Task item:
Please retype all of the records below word for word, leaving out any pictures.

Dataset:
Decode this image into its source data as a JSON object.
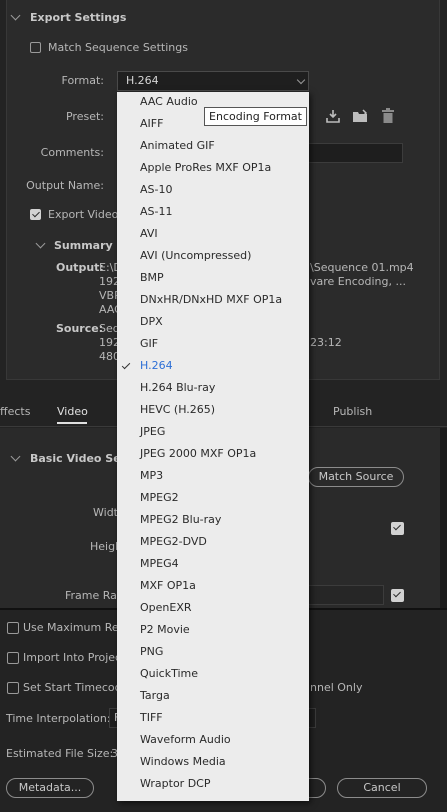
{
  "export_settings": {
    "title": "Export Settings",
    "match_sequence": "Match Sequence Settings",
    "format_label": "Format:",
    "format_value": "H.264",
    "preset_label": "Preset:",
    "comments_label": "Comments:",
    "output_name_label": "Output Name:",
    "export_video": "Export Video"
  },
  "summary": {
    "title": "Summary",
    "output_label": "Output:",
    "output_lines": [
      "E:\\D",
      "192",
      "VBR",
      "AAC"
    ],
    "output_right": [
      "\\Sequence 01.mp4",
      "vare Encoding, ..."
    ],
    "source_label": "Source:",
    "source_lines": [
      "Seq",
      "192",
      "480"
    ],
    "source_right": "23:12"
  },
  "tabs": [
    "ffects",
    "Video",
    "Publish"
  ],
  "video": {
    "section_title": "Basic Video Settin",
    "match_source": "Match Source",
    "width_label": "Widt",
    "height_label": "Heigh",
    "frame_rate_label": "Frame Rat"
  },
  "bottom": {
    "use_max_render": "Use Maximum Ren",
    "import_into_project": "Import Into Project",
    "set_start_timecode": "Set Start Timecode",
    "channel_only": "nnel Only",
    "time_interpolation": "Time Interpolation:",
    "time_interp_value": "F",
    "estimated_size": "Estimated File Size:",
    "estimated_size_value": "3",
    "metadata": "Metadata...",
    "cancel": "Cancel"
  },
  "tooltip": "Encoding Format",
  "format_options": [
    "AAC Audio",
    "AIFF",
    "Animated GIF",
    "Apple ProRes MXF OP1a",
    "AS-10",
    "AS-11",
    "AVI",
    "AVI (Uncompressed)",
    "BMP",
    "DNxHR/DNxHD MXF OP1a",
    "DPX",
    "GIF",
    "H.264",
    "H.264 Blu-ray",
    "HEVC (H.265)",
    "JPEG",
    "JPEG 2000 MXF OP1a",
    "MP3",
    "MPEG2",
    "MPEG2 Blu-ray",
    "MPEG2-DVD",
    "MPEG4",
    "MXF OP1a",
    "OpenEXR",
    "P2 Movie",
    "PNG",
    "QuickTime",
    "Targa",
    "TIFF",
    "Waveform Audio",
    "Windows Media",
    "Wraptor DCP"
  ],
  "selected_format": "H.264"
}
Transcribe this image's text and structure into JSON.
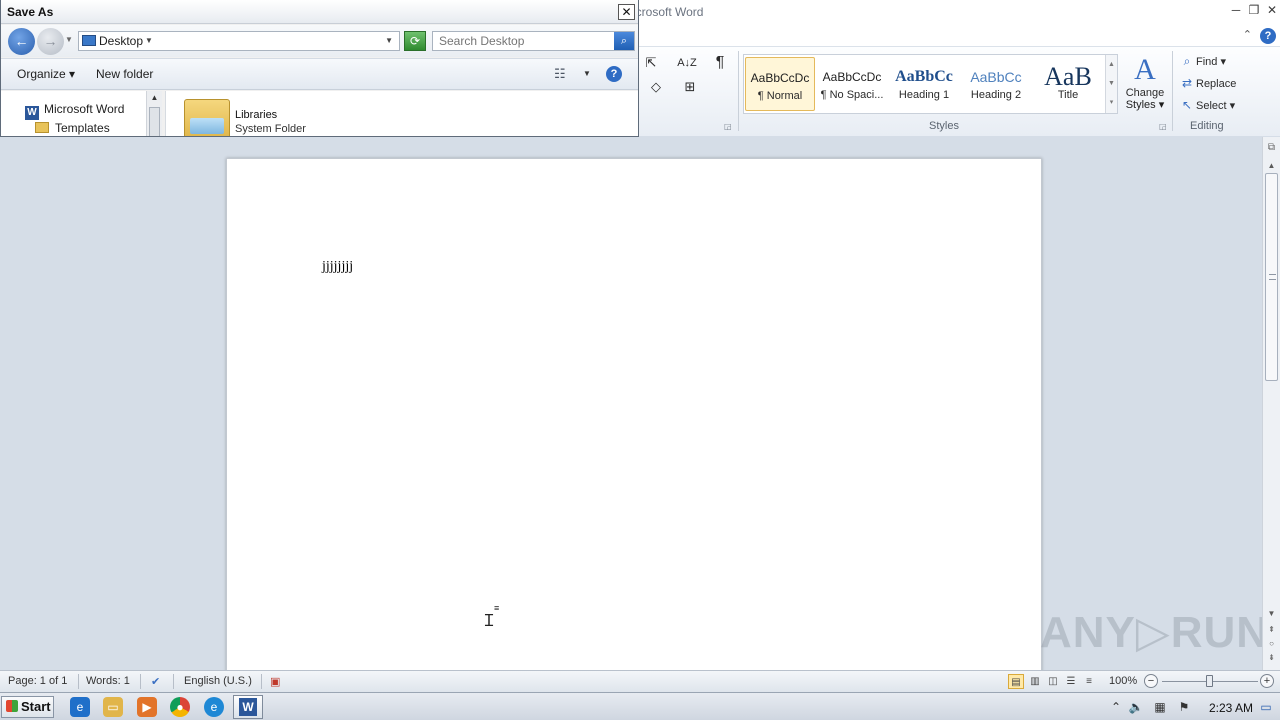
{
  "word_window": {
    "title_partial": "icrosoft Word",
    "controls": {
      "minimize": "─",
      "restore": "❐",
      "close": "✕"
    }
  },
  "ribbon": {
    "paragraph": {
      "sort_icon": "A↓Z",
      "pilcrow": "¶",
      "shading_icon": "◇",
      "borders_icon": "⊞"
    },
    "styles": {
      "group_label": "Styles",
      "items": [
        {
          "preview": "AaBbCcDc",
          "name": "¶ Normal",
          "selected": true
        },
        {
          "preview": "AaBbCcDc",
          "name": "¶ No Spaci..."
        },
        {
          "preview": "AaBbCc",
          "name": "Heading 1"
        },
        {
          "preview": "AaBbCc",
          "name": "Heading 2"
        },
        {
          "preview": "AaB",
          "name": "Title"
        }
      ],
      "change_styles": {
        "icon": "A",
        "label_line1": "Change",
        "label_line2": "Styles ▾"
      }
    },
    "editing": {
      "group_label": "Editing",
      "find": "Find ▾",
      "replace": "Replace",
      "select": "Select ▾"
    }
  },
  "document": {
    "text": "jjjjjjjj",
    "watermark": "ANY▷RUN"
  },
  "status_bar": {
    "page": "Page: 1 of 1",
    "words": "Words: 1",
    "language": "English (U.S.)",
    "zoom": "100%",
    "zoom_level_percent": 100
  },
  "taskbar": {
    "start_label": "Start",
    "clock": "2:23 AM"
  },
  "save_as": {
    "title": "Save As",
    "close": "✕",
    "address": "Desktop",
    "search_placeholder": "Search Desktop",
    "toolbar": {
      "organize": "Organize ▾",
      "new_folder": "New folder"
    },
    "nav_pane": [
      {
        "label": "Microsoft Word",
        "icon": "word-icon"
      },
      {
        "label": "Templates",
        "icon": "folder-icon"
      }
    ],
    "files": [
      {
        "name": "Libraries",
        "type": "System Folder"
      }
    ]
  }
}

Task answer:
Decode this image into its source data as a JSON object.
{
  "export_settings": {
    "title": "Export Settings",
    "match_sequence": "Match Sequence Settings",
    "format_label": "Format:",
    "format_value": "H.264",
    "preset_label": "Preset:",
    "comments_label": "Comments:",
    "output_name_label": "Output Name:",
    "export_video": "Export Video"
  },
  "summary": {
    "title": "Summary",
    "output_label": "Output:",
    "output_lines": [
      "E:\\D",
      "192",
      "VBR",
      "AAC"
    ],
    "output_right": [
      "\\Sequence 01.mp4",
      "vare Encoding, ..."
    ],
    "source_label": "Source:",
    "source_lines": [
      "Seq",
      "192",
      "480"
    ],
    "source_right": "23:12"
  },
  "tabs": [
    "ffects",
    "Video",
    "Publish"
  ],
  "video": {
    "section_title": "Basic Video Settin",
    "match_source": "Match Source",
    "width_label": "Widt",
    "height_label": "Heigh",
    "frame_rate_label": "Frame Rat"
  },
  "bottom": {
    "use_max_render": "Use Maximum Ren",
    "import_into_project": "Import Into Project",
    "set_start_timecode": "Set Start Timecode",
    "channel_only": "nnel Only",
    "time_interpolation": "Time Interpolation:",
    "time_interp_value": "F",
    "estimated_size": "Estimated File Size:",
    "estimated_size_value": "3",
    "metadata": "Metadata...",
    "cancel": "Cancel"
  },
  "tooltip": "Encoding Format",
  "format_options": [
    "AAC Audio",
    "AIFF",
    "Animated GIF",
    "Apple ProRes MXF OP1a",
    "AS-10",
    "AS-11",
    "AVI",
    "AVI (Uncompressed)",
    "BMP",
    "DNxHR/DNxHD MXF OP1a",
    "DPX",
    "GIF",
    "H.264",
    "H.264 Blu-ray",
    "HEVC (H.265)",
    "JPEG",
    "JPEG 2000 MXF OP1a",
    "MP3",
    "MPEG2",
    "MPEG2 Blu-ray",
    "MPEG2-DVD",
    "MPEG4",
    "MXF OP1a",
    "OpenEXR",
    "P2 Movie",
    "PNG",
    "QuickTime",
    "Targa",
    "TIFF",
    "Waveform Audio",
    "Windows Media",
    "Wraptor DCP"
  ],
  "selected_format": "H.264"
}
Transcribe this image's text and structure into JSON.
{
  "word_window": {
    "title_partial": "icrosoft Word",
    "controls": {
      "minimize": "─",
      "restore": "❐",
      "close": "✕"
    }
  },
  "ribbon": {
    "paragraph": {
      "sort_icon": "A↓Z",
      "pilcrow": "¶",
      "shading_icon": "◇",
      "borders_icon": "⊞"
    },
    "styles": {
      "group_label": "Styles",
      "items": [
        {
          "preview": "AaBbCcDc",
          "name": "¶ Normal",
          "selected": true
        },
        {
          "preview": "AaBbCcDc",
          "name": "¶ No Spaci..."
        },
        {
          "preview": "AaBbCc",
          "name": "Heading 1"
        },
        {
          "preview": "AaBbCc",
          "name": "Heading 2"
        },
        {
          "preview": "AaB",
          "name": "Title"
        }
      ],
      "change_styles": {
        "icon": "A",
        "label_line1": "Change",
        "label_line2": "Styles ▾"
      }
    },
    "editing": {
      "group_label": "Editing",
      "find": "Find ▾",
      "replace": "Replace",
      "select": "Select ▾"
    }
  },
  "document": {
    "text": "jjjjjjjj",
    "watermark": "ANY▷RUN"
  },
  "status_bar": {
    "page": "Page: 1 of 1",
    "words": "Words: 1",
    "language": "English (U.S.)",
    "zoom": "100%",
    "zoom_level_percent": 100
  },
  "taskbar": {
    "start_label": "Start",
    "clock": "2:23 AM"
  },
  "save_as": {
    "title": "Save As",
    "close": "✕",
    "address": "Desktop",
    "search_placeholder": "Search Desktop",
    "toolbar": {
      "organize": "Organize ▾",
      "new_folder": "New folder"
    },
    "nav_pane": [
      {
        "label": "Microsoft Word",
        "icon": "word-icon"
      },
      {
        "label": "Templates",
        "icon": "folder-icon"
      }
    ],
    "files": [
      {
        "name": "Libraries",
        "type": "System Folder"
      }
    ]
  }
}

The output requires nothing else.